On 22 February, there were reportedly 25 countries infected with the COVID-19 virus. It was initially labeled as an epidemic although its unstoppable exponential spread was already worrisome. As of 24 March, the virus has infected 195 countries and territories across the globe. With more than 379,000 infected cases and over 16,500 fatalities worldwide, the coronavirus has become a deadly pandemic.
The whole world, the Philippines included, has taken extreme measures, calling for a community quarantine and gingerly avoiding to call it a lockdown. But what’s in a name as the Bard asked? The declaration of a lockdown is just a semantic away from martial law and virtually imprisoned millions of citizens in their homes. Initial public resistance against the order for home detention gradually diminished as citizens understood the urgency of the measure to contain the pandemic.
Business operations and many human activities are halted and traditional social protocols may take longer to revive if they are not forever altered due to the lingering fear of COVID-19. Handshakes, beso-beso, hugging, the traditional Filipino “mano po,” and whispering gossip or sweet nothings to someone’s ear are now universally proscribed and considered life-threatening gestures. It is an irony that these intimate expressions of family kinship, love, friendship and camaraderie are now left only to the wild beasts and insects, if one watches cable TV’s Nat Geo Wild and Animal Planet.
On the economic level, the 30-day temporary shutdown has nearly stopped production and administrative work and has impacted industries with a breathtaking magnitude far worse than the 2008 global financial meltdown.
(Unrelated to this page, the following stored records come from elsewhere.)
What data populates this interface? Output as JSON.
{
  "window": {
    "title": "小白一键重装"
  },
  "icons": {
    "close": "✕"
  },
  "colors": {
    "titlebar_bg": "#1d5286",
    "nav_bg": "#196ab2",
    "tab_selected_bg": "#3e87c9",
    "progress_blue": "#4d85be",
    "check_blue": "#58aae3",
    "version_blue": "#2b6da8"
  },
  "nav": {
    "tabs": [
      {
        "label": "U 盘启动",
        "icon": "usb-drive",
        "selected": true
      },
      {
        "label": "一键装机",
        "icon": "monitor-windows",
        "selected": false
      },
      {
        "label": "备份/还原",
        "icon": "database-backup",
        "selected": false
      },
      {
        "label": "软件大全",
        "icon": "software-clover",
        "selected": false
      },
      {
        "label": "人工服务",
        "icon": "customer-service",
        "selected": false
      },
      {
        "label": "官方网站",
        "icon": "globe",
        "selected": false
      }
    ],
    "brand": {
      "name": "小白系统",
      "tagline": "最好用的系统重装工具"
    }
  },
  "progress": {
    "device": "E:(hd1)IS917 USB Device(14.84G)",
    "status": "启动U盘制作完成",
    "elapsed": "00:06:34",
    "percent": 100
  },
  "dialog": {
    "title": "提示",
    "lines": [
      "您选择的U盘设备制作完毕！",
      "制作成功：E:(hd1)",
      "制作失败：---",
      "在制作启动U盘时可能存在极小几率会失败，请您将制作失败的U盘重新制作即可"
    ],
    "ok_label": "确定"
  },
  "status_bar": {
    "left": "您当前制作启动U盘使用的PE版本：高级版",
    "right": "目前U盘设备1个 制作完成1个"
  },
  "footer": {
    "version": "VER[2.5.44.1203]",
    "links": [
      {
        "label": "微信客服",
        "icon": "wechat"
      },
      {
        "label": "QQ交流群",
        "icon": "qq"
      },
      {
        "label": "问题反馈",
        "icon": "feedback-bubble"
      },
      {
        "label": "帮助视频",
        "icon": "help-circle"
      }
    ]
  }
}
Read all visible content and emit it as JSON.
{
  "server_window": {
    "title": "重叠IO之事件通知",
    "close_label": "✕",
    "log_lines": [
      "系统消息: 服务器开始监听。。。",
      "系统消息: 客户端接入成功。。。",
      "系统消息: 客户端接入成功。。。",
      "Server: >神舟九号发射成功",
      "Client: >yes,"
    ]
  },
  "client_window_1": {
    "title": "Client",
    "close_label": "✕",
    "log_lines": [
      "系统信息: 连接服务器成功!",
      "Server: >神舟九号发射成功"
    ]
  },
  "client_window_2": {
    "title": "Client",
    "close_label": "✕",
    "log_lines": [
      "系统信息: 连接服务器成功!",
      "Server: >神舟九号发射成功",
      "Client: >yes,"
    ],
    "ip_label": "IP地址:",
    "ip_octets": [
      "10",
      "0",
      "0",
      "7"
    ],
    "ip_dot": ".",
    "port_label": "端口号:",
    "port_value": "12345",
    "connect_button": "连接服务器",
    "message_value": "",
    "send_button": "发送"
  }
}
On a personal level, the first week of self-detention at home has driven many families to engage in panic buying. The citizen’s fear and anxiety are aggravated by a slew of fake news in social media and from rumormongers, desperation in watching the seeming failure of science to find a cure and vaccine, and the chaotic implementation of border control on the first day of implementation. The specter of the grim outcome of shuttered businesses, lost jobs and the attendant spike in the poverty level present a herculean challenge for both public and private sectors.
Some cynics and those who are paranoid scare themselves and others with self-inflicted harm by spreading through social media that the lockdown may be extended longer than the 12 April deadline but not publicly admitted by authorities to avoid stoking panic among the citizens.
But there are upsides in this “house arrest.” Many of us detained at home are rediscovering the joys of family bonding. It has given us time to reflect on what really matters in our lives, appreciate the value of things we have taken for granted for so long, and awaken us to our many vulnerabilities. More importantly, the pandemic has strengthened our belief, our hope and our faith that God will soon reveal His healing presence, and in His infinite mercy and love, deliver us from all these.
Meanwhile in the battlefront against COVID-19 and hidden from public view is the army of many unknown frontline health warriors and border security forces who risk their lives and abandon their family duties to contain the virus and protect the citizens of this country. Their task is no less honorable than the army soldiers in a shooting war defending our country from foreign invasion. These COVID-19 fighters, the gallant patriotic men and women, when infected, are quarantined alone and lonely in a place far away from their loved ones.
The entire nation salutes these heroes and hopefully, at the end of this ordeal, they will be properly honored and financially rewarded for their selfless sacrifice.
Amid all these, one must always remember that the world has survived centuries of pestilence, plagues, pandemics, extreme wrath of nature, wars and the big flood. With Divine Providence and mankind’s resilience, COVID-19 will come to pass and a new lively world is waiting for all of us.